A single number is the answer: the count of lines in these records with "structured" in them.
=-=-=-=-=
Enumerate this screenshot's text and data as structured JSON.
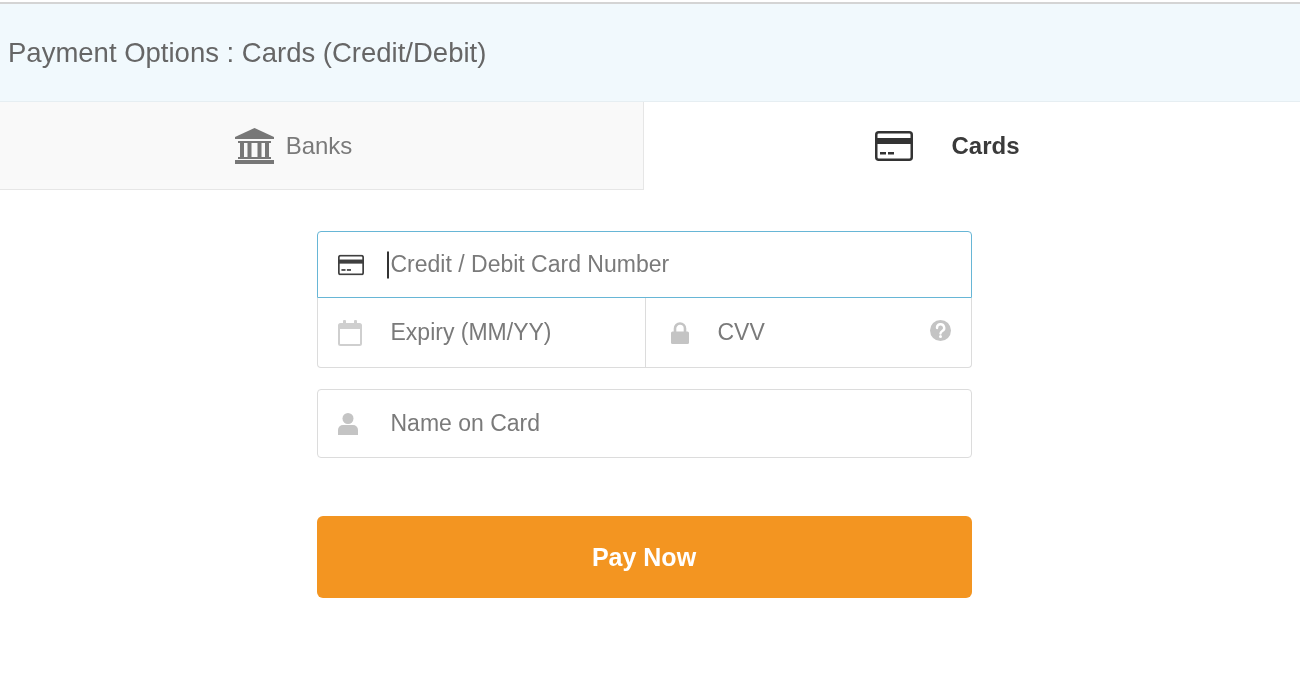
{
  "header": {
    "title": "Payment Options : Cards (Credit/Debit)"
  },
  "tabs": [
    {
      "label": "Banks",
      "selected": false
    },
    {
      "label": "Cards",
      "selected": true
    }
  ],
  "card_box": {
    "fields": [
      {
        "kind": "card_number",
        "placeholder": "Credit / Debit Card Number",
        "focused": true
      },
      {
        "kind": "expiry",
        "placeholder": "Expiry (MM/YY)",
        "focused": false
      },
      {
        "kind": "cvv",
        "placeholder": "CVV",
        "focused": false
      }
    ]
  },
  "name_field": {
    "kind": "name",
    "placeholder": "Name on Card",
    "focused": false
  },
  "pay_button": {
    "label": "Pay Now"
  }
}
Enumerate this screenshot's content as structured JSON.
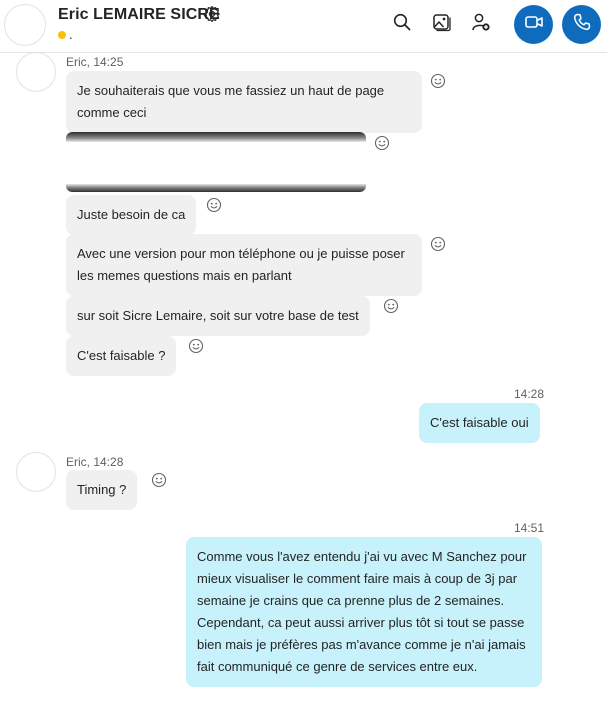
{
  "header": {
    "contact_name": "Eric LEMAIRE SICRE",
    "status_text": ".",
    "status_color": "#f8c200",
    "icons": [
      "gear-icon",
      "search-icon",
      "gallery-icon",
      "add-person-icon",
      "video-call-icon",
      "phone-icon"
    ],
    "accent_color": "#0f6cbd"
  },
  "groups": [
    {
      "sender": "Eric, 14:25"
    },
    {
      "time": "14:28"
    },
    {
      "sender": "Eric, 14:28"
    },
    {
      "time": "14:51"
    }
  ],
  "messages": [
    {
      "text": "Je souhaiterais que vous me fassiez un haut de page comme ceci"
    },
    {
      "text": "Juste besoin de ca"
    },
    {
      "text": "Avec une version pour mon téléphone ou je puisse poser les memes questions mais en parlant"
    },
    {
      "text": "sur soit Sicre Lemaire, soit sur votre base de test"
    },
    {
      "text": "C'est faisable ?"
    },
    {
      "text": "C'est faisable oui"
    },
    {
      "text": "Timing ?"
    },
    {
      "text": "Comme vous l'avez entendu j'ai vu avec M Sanchez pour mieux visualiser le comment faire mais à coup de 3j par semaine je crains que ca prenne plus de 2 semaines. Cependant, ca peut aussi arriver plus tôt si tout se passe bien mais je préfères pas m'avance comme je n'ai jamais fait communiqué ce genre de services entre eux."
    }
  ],
  "colors": {
    "incoming_bubble": "#f0f0f0",
    "outgoing_bubble": "#c7f1fb"
  }
}
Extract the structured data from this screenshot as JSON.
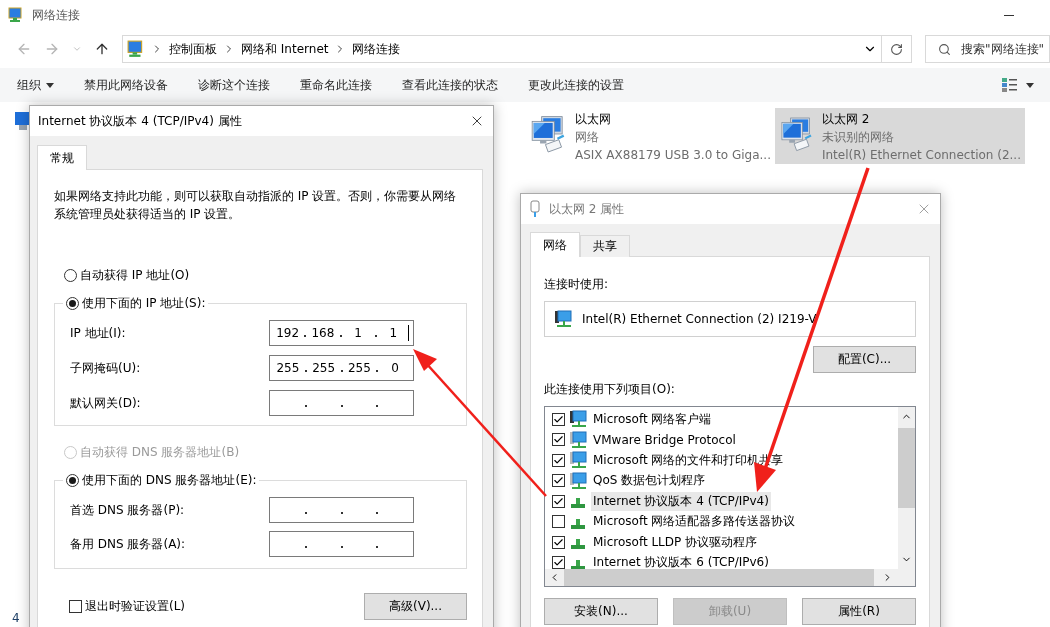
{
  "window": {
    "title": "网络连接"
  },
  "address_bar": {
    "crumbs": [
      "控制面板",
      "网络和 Internet",
      "网络连接"
    ]
  },
  "search": {
    "placeholder": "搜索\"网络连接\""
  },
  "commands": [
    {
      "label": "组织",
      "kind": "menu"
    },
    {
      "label": "禁用此网络设备",
      "kind": "action"
    },
    {
      "label": "诊断这个连接",
      "kind": "action"
    },
    {
      "label": "重命名此连接",
      "kind": "action"
    },
    {
      "label": "查看此连接的状态",
      "kind": "action"
    },
    {
      "label": "更改此连接的设置",
      "kind": "action"
    }
  ],
  "connections": [
    {
      "name": "以太网",
      "status": "网络",
      "device": "ASIX AX88179 USB 3.0 to Giga...",
      "selected": false
    },
    {
      "name": "以太网 2",
      "status": "未识别的网络",
      "device": "Intel(R) Ethernet Connection (2...",
      "selected": true
    }
  ],
  "status_bar": "4",
  "ipv4_dialog": {
    "title": "Internet 协议版本 4 (TCP/IPv4) 属性",
    "tabs": [
      {
        "label": "常规",
        "selected": true
      }
    ],
    "description": "如果网络支持此功能，则可以获取自动指派的 IP 设置。否则，你需要从网络系统管理员处获得适当的 IP 设置。",
    "ip_options": [
      {
        "label": "自动获得 IP 地址(O)",
        "selected": false,
        "disabled": false
      },
      {
        "label": "使用下面的 IP 地址(S):",
        "selected": true,
        "disabled": false
      }
    ],
    "ip_fields": [
      {
        "label": "IP 地址(I):",
        "octets": [
          "192",
          "168",
          "1",
          "1"
        ],
        "focused": true
      },
      {
        "label": "子网掩码(U):",
        "octets": [
          "255",
          "255",
          "255",
          "0"
        ],
        "focused": false
      },
      {
        "label": "默认网关(D):",
        "focused": false
      }
    ],
    "dns_options": [
      {
        "label": "自动获得 DNS 服务器地址(B)",
        "selected": false,
        "disabled": true
      },
      {
        "label": "使用下面的 DNS 服务器地址(E):",
        "selected": true,
        "disabled": false
      }
    ],
    "dns_fields": [
      {
        "label": "首选 DNS 服务器(P):",
        "focused": false
      },
      {
        "label": "备用 DNS 服务器(A):",
        "focused": false
      }
    ],
    "validate": {
      "label": "退出时验证设置(L)",
      "checked": false
    },
    "advanced_button": "高级(V)..."
  },
  "adapter_dialog": {
    "title": "以太网 2 属性",
    "tabs": [
      {
        "label": "网络",
        "selected": true
      },
      {
        "label": "共享",
        "selected": false
      }
    ],
    "connect_using_label": "连接时使用:",
    "adapter": "Intel(R) Ethernet Connection (2) I219-V",
    "configure_button": "配置(C)...",
    "items_label": "此连接使用下列项目(O):",
    "items": [
      {
        "label": "Microsoft 网络客户端",
        "checked": true,
        "selected": false,
        "kind": "client"
      },
      {
        "label": "VMware Bridge Protocol",
        "checked": true,
        "selected": false,
        "kind": "service"
      },
      {
        "label": "Microsoft 网络的文件和打印机共享",
        "checked": true,
        "selected": false,
        "kind": "service"
      },
      {
        "label": "QoS 数据包计划程序",
        "checked": true,
        "selected": false,
        "kind": "service"
      },
      {
        "label": "Internet 协议版本 4 (TCP/IPv4)",
        "checked": true,
        "selected": true,
        "kind": "protocol"
      },
      {
        "label": "Microsoft 网络适配器多路传送器协议",
        "checked": false,
        "selected": false,
        "kind": "protocol"
      },
      {
        "label": "Microsoft LLDP 协议驱动程序",
        "checked": true,
        "selected": false,
        "kind": "protocol"
      },
      {
        "label": "Internet 协议版本 6 (TCP/IPv6)",
        "checked": true,
        "selected": false,
        "kind": "protocol"
      }
    ],
    "buttons": [
      {
        "label": "安装(N)...",
        "disabled": false
      },
      {
        "label": "卸载(U)",
        "disabled": true
      },
      {
        "label": "属性(R)",
        "disabled": false
      }
    ]
  }
}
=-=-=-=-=
# [Result of this task]
3